Top of SUPPLIED RECORDS
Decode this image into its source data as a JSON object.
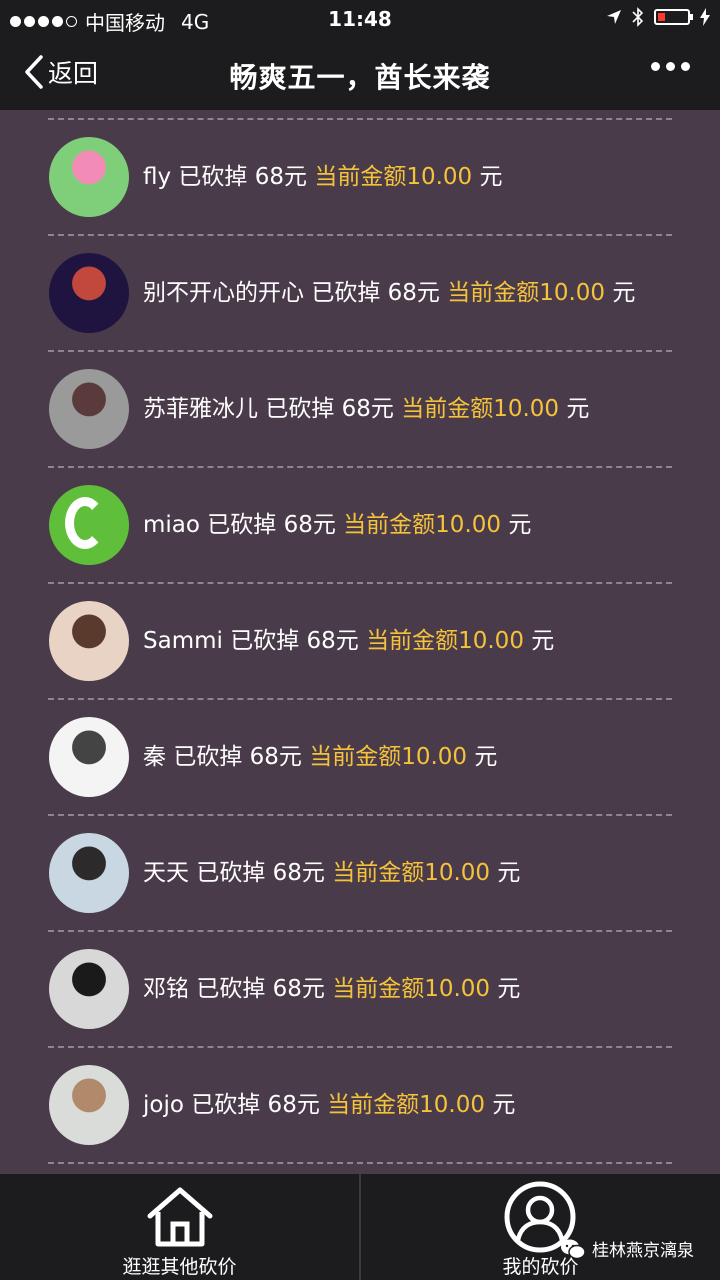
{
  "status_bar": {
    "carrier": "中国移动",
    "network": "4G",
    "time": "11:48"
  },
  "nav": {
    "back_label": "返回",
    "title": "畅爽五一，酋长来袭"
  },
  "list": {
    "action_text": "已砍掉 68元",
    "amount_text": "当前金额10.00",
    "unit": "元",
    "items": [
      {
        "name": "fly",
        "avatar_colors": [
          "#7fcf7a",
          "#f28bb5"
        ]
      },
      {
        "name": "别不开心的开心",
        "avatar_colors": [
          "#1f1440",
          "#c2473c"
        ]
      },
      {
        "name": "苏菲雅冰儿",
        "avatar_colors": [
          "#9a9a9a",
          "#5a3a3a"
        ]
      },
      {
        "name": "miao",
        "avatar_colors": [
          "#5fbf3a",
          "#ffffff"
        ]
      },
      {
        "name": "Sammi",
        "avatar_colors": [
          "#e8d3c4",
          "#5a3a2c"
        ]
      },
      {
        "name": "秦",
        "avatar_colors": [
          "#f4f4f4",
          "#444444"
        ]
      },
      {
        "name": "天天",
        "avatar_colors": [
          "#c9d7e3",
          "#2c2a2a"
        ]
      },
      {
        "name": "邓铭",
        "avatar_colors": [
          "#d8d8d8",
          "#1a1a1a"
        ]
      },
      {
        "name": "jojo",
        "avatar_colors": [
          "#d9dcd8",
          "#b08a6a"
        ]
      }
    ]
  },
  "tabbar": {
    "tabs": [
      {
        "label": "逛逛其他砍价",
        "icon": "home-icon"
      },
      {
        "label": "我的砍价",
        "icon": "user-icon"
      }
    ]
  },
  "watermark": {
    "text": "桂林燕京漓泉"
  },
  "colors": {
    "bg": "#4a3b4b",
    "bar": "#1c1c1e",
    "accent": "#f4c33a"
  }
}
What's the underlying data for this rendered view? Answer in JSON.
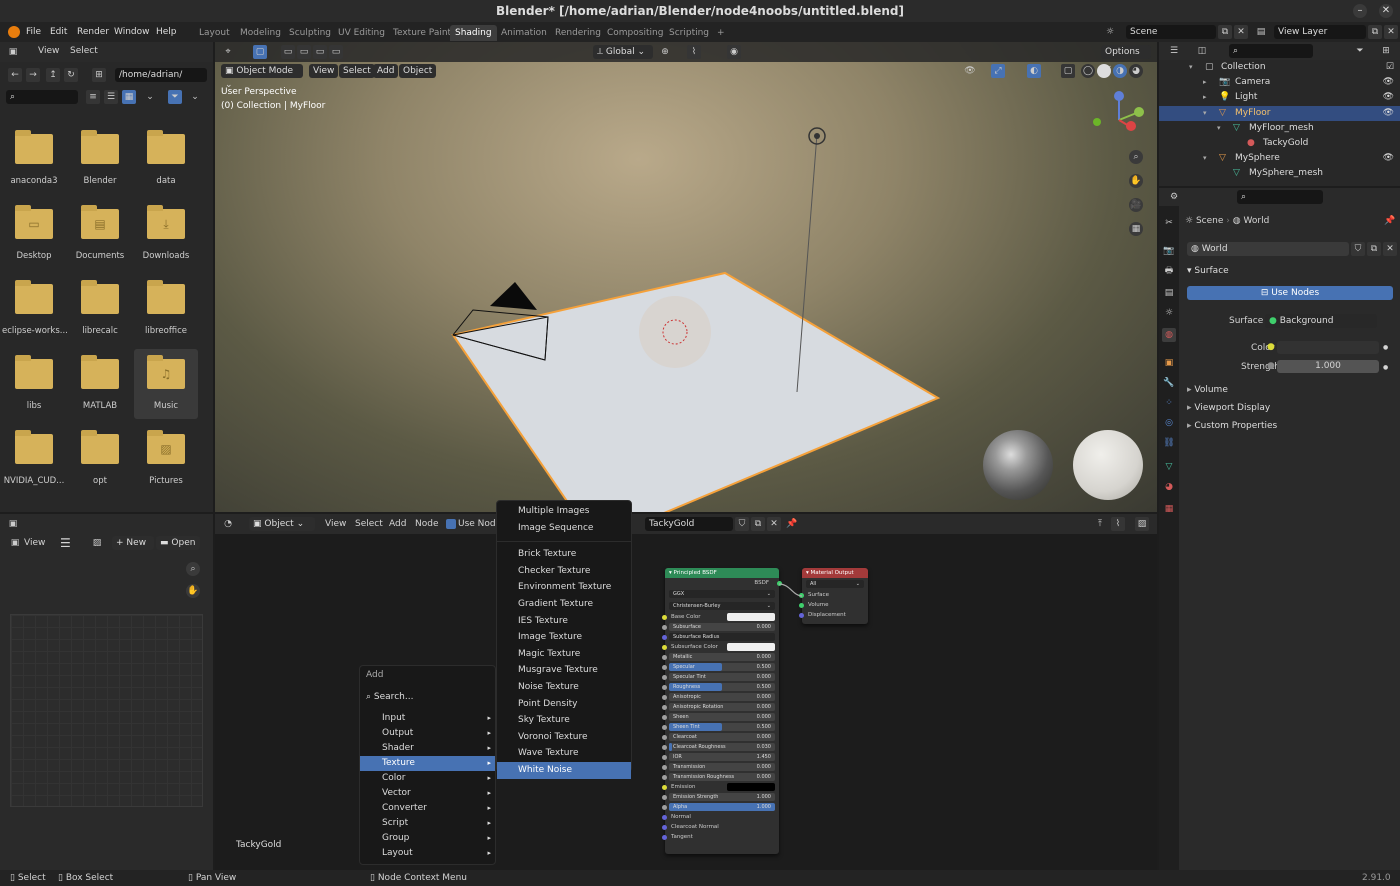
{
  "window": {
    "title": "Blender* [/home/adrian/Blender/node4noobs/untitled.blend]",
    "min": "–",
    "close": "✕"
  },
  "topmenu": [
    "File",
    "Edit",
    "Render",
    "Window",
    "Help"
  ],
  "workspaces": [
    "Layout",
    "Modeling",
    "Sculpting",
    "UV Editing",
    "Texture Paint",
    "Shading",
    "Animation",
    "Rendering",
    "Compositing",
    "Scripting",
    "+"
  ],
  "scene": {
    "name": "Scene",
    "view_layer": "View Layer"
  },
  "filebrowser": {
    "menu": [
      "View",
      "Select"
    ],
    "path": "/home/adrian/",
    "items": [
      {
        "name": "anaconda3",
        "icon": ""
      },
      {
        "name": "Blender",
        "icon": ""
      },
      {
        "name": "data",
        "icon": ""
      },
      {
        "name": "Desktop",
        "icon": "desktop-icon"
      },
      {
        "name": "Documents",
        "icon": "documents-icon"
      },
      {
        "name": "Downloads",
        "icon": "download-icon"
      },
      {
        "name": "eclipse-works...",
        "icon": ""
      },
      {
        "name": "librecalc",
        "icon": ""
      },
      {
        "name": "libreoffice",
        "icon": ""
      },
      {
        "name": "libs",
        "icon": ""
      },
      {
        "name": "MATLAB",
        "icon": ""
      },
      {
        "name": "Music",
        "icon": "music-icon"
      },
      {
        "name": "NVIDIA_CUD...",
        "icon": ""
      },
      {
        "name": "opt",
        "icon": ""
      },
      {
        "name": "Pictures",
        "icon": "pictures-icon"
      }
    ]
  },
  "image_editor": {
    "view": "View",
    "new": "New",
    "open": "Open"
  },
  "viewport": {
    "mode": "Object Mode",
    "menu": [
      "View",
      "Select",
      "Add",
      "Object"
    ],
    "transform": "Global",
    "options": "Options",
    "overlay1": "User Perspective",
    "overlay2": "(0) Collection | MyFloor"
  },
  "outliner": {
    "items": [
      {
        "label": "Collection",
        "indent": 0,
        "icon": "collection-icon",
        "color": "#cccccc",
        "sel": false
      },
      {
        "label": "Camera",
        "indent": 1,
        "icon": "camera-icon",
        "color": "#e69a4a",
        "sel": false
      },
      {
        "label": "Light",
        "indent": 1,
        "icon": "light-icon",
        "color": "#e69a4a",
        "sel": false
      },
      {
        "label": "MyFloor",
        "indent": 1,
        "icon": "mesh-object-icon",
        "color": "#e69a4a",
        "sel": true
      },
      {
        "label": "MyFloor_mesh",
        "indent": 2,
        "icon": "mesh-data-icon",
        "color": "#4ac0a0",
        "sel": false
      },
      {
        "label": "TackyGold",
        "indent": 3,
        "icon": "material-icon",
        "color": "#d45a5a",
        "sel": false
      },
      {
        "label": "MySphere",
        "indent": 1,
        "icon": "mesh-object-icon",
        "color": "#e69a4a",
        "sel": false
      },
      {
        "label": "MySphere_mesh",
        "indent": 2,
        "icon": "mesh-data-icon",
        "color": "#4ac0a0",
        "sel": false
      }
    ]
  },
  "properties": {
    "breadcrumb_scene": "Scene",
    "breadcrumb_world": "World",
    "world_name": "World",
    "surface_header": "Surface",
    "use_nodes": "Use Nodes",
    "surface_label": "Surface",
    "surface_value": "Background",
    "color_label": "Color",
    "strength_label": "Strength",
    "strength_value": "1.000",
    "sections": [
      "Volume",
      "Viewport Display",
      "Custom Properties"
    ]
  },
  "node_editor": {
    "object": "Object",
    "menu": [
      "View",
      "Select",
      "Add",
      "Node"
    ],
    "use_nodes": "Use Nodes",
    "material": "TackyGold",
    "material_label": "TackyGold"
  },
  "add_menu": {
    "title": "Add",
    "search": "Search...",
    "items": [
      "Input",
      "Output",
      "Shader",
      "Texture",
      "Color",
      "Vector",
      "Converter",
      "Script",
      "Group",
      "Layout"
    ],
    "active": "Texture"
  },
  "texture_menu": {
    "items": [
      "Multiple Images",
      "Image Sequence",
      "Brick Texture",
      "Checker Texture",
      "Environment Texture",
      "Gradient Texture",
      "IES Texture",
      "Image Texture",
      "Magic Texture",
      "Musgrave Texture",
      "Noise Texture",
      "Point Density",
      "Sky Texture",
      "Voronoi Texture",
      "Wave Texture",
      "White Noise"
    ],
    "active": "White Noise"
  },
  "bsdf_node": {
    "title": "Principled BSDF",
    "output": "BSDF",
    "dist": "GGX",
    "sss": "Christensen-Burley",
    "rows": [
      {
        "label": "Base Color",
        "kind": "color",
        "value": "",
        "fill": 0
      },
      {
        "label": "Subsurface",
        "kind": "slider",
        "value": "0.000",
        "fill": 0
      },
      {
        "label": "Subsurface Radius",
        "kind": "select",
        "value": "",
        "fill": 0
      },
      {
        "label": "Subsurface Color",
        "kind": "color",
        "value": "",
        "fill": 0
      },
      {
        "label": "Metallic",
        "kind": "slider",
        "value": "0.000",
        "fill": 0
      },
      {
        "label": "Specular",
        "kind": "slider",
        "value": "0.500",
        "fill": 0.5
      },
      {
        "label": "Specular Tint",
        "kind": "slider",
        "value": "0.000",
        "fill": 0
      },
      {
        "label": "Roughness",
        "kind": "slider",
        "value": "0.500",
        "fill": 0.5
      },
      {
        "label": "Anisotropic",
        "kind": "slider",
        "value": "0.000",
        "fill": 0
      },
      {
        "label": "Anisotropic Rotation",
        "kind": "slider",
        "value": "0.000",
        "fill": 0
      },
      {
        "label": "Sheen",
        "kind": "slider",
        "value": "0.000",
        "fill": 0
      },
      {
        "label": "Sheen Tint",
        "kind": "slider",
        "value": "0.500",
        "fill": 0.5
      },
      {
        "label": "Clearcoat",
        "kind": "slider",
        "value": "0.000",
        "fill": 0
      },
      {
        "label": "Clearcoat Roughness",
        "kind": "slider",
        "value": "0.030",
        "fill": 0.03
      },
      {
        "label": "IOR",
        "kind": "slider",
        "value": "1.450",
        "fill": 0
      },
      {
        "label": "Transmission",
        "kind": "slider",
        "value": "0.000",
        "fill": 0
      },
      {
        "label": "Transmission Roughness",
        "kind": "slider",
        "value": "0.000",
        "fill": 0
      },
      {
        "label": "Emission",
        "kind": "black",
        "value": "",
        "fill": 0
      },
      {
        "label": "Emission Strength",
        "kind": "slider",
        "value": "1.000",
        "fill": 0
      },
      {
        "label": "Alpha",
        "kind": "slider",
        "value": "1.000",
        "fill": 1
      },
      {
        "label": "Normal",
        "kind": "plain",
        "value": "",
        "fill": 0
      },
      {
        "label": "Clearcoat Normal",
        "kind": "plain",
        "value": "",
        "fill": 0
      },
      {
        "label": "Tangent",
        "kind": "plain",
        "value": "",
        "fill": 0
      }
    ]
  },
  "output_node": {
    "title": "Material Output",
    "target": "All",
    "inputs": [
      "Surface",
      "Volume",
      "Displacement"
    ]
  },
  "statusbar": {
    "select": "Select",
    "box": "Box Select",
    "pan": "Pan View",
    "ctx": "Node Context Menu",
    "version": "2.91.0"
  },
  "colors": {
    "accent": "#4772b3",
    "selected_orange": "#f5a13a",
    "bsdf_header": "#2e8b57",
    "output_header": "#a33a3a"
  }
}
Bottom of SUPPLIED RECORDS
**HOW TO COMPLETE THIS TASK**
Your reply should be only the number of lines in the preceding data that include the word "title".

**RESPONSE AREA**
5